Potsdam – city of gardens and palaces

26km away from Berlin (around half an hour from the center with the S1 train) you can find the small medieval city of Potsdam, a must-see on every visitor’s itinerary. An extensive landscape of palaces, pavilions, beautiful parks and more than twenty lakes comprise the main attractions. The town opens its arms to show us its history and, most importantly, the enthralling architecture that makes us feel far, far away from the unstoppable pace of Berlin despite its proximity. Known as “the German Versailles” for the magnificence of its palaces, Potsdam is a great option to stroll, relax, dream and go back to the 18th century – as 500,000 visitors discover each year.

Vista del palacio Sanssouci desde abajo

Peace, serenity and a unique charm that evokes vivid memories from the past is what we feel whilst walking through the streets. After leaving the main train station and crossing the bridge over the Havel River, we discover that Potsdam was originally a fisherman’s town. In the 18th century it enjoyed its golden age as home and former paradise of the Prussian Kings. It was also the habitual residence of famous historical characters such as Mozart. Later on, during the Cold War, it became a focal point of convergence. Today it is a medieval-style university town under constant development.

Leaving the tranquil streets behind us, we arrive to one of the three key gates of “the city of palaces”: Brandenburg Gate. Noteworthy is its bright yellow colour. Its columns are much less stylised than its namesake in Berlin. Despite the name you could perhaps say it more closely resembles the Arch of Triumph of Paris, or the central part of the Puerta de Alcalá in Madrid. This monument, resembling a Roman triumphal arch, was built as a symbol of victory after the Seven Years’ War. Many see it is as the real Brandenburg Gate as it was constructed 20 years prior to the famous European monument in Berlin. Next to the gate begins a pedestrian boulevard lined with diverse restaurants, cafés and shops. Following it, we finish in the Dutch Quarter. Despite its beauty there is a noticeable difference between the winter compared to the last time we visited during the summer – when the boulevard was full of music, tables, ice creams and people walking around in all directions.

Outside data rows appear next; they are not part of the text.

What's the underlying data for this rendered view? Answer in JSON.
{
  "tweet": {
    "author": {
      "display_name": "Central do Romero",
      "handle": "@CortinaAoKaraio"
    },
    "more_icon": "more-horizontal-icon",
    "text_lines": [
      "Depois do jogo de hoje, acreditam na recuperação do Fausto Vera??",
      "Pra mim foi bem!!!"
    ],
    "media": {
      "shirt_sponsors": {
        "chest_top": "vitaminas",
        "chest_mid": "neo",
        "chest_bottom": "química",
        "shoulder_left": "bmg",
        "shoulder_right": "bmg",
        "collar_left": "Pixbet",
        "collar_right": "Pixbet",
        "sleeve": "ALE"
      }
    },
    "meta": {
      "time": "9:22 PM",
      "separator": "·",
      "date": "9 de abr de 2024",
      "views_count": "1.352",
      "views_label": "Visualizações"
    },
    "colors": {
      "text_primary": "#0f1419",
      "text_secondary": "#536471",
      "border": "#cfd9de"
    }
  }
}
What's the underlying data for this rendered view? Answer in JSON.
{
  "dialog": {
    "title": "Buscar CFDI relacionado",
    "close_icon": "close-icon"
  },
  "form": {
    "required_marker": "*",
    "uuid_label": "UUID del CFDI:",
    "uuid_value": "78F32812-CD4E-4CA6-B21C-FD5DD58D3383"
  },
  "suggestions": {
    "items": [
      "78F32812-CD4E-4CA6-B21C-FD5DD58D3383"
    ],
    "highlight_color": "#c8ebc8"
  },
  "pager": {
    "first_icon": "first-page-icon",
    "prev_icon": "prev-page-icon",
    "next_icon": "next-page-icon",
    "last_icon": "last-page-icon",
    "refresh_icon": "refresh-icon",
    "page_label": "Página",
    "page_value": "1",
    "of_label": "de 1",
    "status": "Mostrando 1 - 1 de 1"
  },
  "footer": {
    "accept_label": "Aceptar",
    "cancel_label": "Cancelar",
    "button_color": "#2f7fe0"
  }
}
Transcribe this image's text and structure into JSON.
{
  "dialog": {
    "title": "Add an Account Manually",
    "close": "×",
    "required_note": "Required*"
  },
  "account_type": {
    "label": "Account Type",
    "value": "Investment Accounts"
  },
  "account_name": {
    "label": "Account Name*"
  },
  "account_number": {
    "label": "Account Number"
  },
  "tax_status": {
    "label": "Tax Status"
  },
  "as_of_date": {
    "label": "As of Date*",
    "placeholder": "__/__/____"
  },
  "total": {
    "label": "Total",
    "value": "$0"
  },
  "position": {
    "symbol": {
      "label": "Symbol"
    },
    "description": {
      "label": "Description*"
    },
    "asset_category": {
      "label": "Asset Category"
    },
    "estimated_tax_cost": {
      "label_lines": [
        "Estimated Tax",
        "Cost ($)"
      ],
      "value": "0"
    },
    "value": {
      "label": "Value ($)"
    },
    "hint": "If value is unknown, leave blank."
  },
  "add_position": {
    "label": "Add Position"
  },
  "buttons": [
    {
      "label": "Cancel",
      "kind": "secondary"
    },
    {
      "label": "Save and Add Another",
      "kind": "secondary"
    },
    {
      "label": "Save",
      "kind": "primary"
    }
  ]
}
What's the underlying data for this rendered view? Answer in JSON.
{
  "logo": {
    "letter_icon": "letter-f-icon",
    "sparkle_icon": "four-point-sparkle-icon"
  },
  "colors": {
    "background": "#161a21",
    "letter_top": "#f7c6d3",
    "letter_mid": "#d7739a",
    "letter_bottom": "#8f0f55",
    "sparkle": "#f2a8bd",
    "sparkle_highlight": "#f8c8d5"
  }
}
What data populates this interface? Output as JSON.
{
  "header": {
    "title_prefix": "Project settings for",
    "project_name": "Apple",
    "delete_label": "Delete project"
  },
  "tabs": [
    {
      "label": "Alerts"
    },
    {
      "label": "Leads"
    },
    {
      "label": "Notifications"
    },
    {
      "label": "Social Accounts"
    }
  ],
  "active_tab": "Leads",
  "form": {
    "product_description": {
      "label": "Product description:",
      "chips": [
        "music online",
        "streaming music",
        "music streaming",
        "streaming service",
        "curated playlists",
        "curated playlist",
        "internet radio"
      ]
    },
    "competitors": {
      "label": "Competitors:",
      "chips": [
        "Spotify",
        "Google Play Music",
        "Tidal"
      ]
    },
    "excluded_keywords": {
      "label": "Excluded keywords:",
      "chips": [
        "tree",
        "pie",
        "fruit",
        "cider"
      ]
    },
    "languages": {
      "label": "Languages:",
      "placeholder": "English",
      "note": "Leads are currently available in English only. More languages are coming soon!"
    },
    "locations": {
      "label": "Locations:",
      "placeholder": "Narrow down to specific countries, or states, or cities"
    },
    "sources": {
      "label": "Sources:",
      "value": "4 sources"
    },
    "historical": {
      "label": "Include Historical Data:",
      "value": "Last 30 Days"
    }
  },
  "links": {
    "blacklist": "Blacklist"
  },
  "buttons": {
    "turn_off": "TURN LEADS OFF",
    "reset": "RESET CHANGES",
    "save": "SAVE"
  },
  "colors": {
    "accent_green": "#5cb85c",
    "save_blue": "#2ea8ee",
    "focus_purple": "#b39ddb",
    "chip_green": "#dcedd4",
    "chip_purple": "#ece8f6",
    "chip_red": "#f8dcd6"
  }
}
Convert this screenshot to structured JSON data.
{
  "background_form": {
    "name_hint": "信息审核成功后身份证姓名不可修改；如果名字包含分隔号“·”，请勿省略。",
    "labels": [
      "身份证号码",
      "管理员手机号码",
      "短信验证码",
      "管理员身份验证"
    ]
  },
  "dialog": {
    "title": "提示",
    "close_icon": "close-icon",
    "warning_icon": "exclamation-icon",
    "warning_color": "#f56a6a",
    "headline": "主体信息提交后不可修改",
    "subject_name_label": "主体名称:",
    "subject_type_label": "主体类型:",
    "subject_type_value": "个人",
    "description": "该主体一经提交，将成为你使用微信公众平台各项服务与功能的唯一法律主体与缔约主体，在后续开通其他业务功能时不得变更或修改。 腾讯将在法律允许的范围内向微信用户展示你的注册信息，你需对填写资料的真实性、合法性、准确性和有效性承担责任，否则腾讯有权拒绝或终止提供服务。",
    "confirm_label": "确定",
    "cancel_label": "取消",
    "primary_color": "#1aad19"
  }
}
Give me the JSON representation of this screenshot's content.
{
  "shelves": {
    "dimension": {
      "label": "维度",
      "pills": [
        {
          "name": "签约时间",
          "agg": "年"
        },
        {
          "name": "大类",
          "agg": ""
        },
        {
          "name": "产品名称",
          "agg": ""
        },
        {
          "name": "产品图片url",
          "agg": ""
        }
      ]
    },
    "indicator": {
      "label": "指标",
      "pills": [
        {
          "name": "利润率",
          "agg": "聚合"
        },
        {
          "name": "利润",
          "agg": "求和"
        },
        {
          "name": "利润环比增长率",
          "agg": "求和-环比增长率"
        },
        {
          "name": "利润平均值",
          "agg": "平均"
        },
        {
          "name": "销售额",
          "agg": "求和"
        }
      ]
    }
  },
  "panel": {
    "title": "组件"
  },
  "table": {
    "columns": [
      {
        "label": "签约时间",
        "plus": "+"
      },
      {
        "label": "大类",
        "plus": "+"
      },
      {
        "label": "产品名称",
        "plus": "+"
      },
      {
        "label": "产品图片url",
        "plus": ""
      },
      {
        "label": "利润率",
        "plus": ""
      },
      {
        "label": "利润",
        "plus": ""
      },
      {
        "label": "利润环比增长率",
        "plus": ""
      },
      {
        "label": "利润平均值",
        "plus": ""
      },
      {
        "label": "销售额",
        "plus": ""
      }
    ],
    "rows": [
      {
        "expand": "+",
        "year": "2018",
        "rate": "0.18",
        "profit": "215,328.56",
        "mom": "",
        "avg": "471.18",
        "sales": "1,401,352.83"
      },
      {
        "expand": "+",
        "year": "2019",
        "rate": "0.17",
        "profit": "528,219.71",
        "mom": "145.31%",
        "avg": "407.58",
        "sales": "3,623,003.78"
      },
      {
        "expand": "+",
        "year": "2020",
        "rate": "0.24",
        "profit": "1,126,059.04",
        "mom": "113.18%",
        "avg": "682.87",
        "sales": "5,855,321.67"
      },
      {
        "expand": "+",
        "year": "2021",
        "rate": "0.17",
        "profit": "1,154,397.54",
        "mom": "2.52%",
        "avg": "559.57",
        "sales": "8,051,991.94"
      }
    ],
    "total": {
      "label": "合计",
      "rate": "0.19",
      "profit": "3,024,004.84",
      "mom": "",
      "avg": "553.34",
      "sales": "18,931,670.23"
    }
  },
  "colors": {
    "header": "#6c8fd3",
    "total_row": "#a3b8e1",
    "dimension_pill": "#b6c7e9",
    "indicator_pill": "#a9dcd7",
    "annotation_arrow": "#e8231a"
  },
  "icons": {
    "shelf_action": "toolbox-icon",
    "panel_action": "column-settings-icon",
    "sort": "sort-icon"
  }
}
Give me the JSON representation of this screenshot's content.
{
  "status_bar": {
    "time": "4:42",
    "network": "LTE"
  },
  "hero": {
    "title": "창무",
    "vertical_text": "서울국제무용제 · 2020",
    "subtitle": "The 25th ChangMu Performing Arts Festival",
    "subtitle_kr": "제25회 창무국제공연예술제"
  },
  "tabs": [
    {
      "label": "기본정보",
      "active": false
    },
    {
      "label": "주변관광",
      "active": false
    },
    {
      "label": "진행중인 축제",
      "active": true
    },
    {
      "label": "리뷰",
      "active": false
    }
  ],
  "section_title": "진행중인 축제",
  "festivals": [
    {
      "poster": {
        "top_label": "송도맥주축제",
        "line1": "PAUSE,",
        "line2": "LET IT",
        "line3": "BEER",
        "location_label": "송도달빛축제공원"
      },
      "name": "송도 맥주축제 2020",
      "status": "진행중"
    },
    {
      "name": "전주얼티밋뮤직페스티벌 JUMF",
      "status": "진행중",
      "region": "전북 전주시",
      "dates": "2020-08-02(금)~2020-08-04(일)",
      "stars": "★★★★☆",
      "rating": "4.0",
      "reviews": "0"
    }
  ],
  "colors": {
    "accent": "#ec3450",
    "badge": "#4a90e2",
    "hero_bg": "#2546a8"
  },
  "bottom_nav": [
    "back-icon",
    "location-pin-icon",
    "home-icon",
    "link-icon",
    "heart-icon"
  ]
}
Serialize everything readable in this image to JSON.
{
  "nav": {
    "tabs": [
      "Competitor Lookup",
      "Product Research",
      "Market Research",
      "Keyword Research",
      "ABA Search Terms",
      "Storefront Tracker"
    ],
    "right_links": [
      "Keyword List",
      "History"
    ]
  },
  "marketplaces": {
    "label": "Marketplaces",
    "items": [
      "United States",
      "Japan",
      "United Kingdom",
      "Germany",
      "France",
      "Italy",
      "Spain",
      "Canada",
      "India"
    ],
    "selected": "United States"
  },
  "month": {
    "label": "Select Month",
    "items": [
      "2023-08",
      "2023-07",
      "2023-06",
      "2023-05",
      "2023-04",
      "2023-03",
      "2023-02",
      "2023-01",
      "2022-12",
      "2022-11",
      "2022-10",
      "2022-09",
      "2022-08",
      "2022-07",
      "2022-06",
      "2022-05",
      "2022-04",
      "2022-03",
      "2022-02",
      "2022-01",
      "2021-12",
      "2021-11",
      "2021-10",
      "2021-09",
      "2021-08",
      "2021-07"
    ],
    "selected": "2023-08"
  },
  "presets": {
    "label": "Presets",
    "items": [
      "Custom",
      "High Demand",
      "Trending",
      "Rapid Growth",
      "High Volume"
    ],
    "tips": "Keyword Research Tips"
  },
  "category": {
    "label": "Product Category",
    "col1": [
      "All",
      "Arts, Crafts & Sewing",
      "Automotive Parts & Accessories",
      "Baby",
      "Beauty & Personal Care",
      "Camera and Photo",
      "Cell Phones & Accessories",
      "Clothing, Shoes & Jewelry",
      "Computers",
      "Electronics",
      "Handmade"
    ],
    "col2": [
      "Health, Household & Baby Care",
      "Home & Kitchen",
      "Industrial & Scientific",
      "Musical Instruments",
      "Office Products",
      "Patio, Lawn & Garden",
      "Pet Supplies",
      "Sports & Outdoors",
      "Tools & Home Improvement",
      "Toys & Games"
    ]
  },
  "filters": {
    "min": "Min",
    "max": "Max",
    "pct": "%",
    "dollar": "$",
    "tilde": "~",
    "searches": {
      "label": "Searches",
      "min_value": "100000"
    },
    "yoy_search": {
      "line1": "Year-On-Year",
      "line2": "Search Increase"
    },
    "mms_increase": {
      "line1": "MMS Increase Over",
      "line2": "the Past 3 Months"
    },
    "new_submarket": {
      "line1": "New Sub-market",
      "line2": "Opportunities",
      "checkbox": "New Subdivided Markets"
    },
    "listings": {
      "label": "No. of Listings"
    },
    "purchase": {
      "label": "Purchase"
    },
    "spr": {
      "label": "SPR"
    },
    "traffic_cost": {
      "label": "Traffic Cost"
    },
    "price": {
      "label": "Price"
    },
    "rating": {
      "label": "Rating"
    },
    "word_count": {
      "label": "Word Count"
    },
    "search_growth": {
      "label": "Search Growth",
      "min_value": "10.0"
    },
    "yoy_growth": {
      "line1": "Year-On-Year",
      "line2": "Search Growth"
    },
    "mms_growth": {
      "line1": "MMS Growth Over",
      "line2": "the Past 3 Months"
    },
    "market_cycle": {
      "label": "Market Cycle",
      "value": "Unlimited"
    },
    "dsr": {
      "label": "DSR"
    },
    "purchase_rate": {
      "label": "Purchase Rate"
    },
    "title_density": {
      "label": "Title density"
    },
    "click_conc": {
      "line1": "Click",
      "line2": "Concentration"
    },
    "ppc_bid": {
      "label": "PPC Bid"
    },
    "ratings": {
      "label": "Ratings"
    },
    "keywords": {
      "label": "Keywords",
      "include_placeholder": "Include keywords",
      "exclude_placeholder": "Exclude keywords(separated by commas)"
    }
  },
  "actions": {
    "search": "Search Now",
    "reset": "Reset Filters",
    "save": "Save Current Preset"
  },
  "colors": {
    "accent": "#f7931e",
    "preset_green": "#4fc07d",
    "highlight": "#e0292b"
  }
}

La puerta de Brandemburgo de Potsdam

This time our visit focused on the magnificent Sanssouci Park, with its royal residences and buildings providing a breathtaking experience. We see a green landscape, caryatids and several UNESCO World Heritage Sites including the Sanssouci Palace, probably the most important example of Rococo architecture existing in Germany today.

The Sanssouci Palace was built on the orders of Frederick the Great. The monarch wanted a place that could be used as a refuge, where he could forget about the problems of the outside word. Its name, in French, means “without worries”, and it was inspired by the Medici villas of Roma and Florence and is surrounded by vineyards. 

Fachada del majestuoso palacio Sanssouci

 We are entranced by its luminescence, with colours ranging from turquoise to emerald green, and pale yellow on the façade. Of special mention is the grand staircase, the design drawing inspiration from the palace of Versailles. It is the perfect place for relaxing, reading a book or walking as a couple.

 Apart from the large number of stunning buildings scattered all around, we can also find the modest tomb of Frederick the Great. Visitors may wonder why it is crammed full of potatoes. The king helped relieve hunger thanks to the massive cultivation of this vegetable, even though he never even tasted it (considering it low-class). Regardless, people to this day continue to thank him for this great idea by leaving potatoes, instead of the flowers more traditionally seen at people’s graves.

El Neues Palace, mezcla barroca y neoclásica

Walking towards the opposite side of the park, the opulence of the New Palace awaits us. The luxury and grandeur of this majestic palace is truly remarkable. Consisting of more than 200 rooms and adorned by 400 unique sandstone statues, it is impossible to leave unimpressed. A curious mix of baroque style and neoclassicism, you sense the use of curves, the many columns, pillars and the predominant brick red colour of the façade – all elements working in perfect harmony to culminate in what is surely one of the most beautiful buildings of Western Europe.

There is so much that can be said of this beautiful city that a single article can never suffice. Witness to so much history and with its unique charm and breathtaking architecture, it is a place you will always return to given the chance.